*** Entries shown Section Begins ***
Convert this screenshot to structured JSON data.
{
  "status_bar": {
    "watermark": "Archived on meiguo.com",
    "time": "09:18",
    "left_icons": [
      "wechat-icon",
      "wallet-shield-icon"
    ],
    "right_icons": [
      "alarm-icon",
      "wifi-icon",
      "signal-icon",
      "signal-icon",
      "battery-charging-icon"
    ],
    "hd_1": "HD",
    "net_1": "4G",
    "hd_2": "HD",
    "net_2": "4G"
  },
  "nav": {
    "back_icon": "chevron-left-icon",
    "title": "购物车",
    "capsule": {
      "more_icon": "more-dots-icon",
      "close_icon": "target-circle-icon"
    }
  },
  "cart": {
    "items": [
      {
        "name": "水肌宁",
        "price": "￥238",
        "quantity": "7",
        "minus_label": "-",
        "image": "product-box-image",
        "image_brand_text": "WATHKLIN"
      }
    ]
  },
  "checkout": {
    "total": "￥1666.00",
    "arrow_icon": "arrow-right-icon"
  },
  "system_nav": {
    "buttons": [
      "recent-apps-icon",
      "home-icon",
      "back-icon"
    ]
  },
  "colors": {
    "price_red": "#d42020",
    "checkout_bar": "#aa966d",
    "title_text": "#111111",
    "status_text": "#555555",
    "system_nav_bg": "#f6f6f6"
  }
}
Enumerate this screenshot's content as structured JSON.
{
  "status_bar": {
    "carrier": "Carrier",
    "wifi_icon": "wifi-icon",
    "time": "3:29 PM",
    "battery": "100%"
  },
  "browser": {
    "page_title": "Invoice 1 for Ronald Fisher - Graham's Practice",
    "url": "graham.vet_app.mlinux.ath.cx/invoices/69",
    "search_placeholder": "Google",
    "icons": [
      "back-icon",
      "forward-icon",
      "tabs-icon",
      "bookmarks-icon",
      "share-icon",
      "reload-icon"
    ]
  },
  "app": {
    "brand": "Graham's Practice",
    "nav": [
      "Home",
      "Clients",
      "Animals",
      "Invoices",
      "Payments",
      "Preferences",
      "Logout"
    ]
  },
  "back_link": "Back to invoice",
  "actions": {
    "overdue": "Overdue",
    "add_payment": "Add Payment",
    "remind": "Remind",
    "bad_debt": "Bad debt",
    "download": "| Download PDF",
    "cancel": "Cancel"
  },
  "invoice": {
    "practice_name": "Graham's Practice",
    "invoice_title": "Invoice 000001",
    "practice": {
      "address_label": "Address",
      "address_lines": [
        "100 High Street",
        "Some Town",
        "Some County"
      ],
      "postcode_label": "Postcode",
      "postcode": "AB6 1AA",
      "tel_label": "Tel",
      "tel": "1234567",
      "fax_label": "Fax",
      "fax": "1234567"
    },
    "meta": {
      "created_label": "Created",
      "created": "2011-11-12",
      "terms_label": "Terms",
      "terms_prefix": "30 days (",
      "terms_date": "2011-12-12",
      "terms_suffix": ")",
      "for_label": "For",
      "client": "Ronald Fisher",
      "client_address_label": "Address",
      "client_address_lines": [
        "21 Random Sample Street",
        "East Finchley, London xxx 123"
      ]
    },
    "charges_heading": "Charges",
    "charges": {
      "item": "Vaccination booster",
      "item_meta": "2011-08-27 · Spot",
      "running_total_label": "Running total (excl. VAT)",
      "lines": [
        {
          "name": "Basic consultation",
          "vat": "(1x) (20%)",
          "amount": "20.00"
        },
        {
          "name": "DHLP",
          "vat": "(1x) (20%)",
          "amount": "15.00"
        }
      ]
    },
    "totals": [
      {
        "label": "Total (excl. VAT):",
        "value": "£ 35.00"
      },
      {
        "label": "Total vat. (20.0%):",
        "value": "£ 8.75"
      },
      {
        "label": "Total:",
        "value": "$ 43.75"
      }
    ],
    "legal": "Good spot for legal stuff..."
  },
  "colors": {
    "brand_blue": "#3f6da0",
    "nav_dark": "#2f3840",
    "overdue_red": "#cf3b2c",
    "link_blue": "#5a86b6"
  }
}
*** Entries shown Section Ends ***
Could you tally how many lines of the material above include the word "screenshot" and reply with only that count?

■ **Answer below**: 2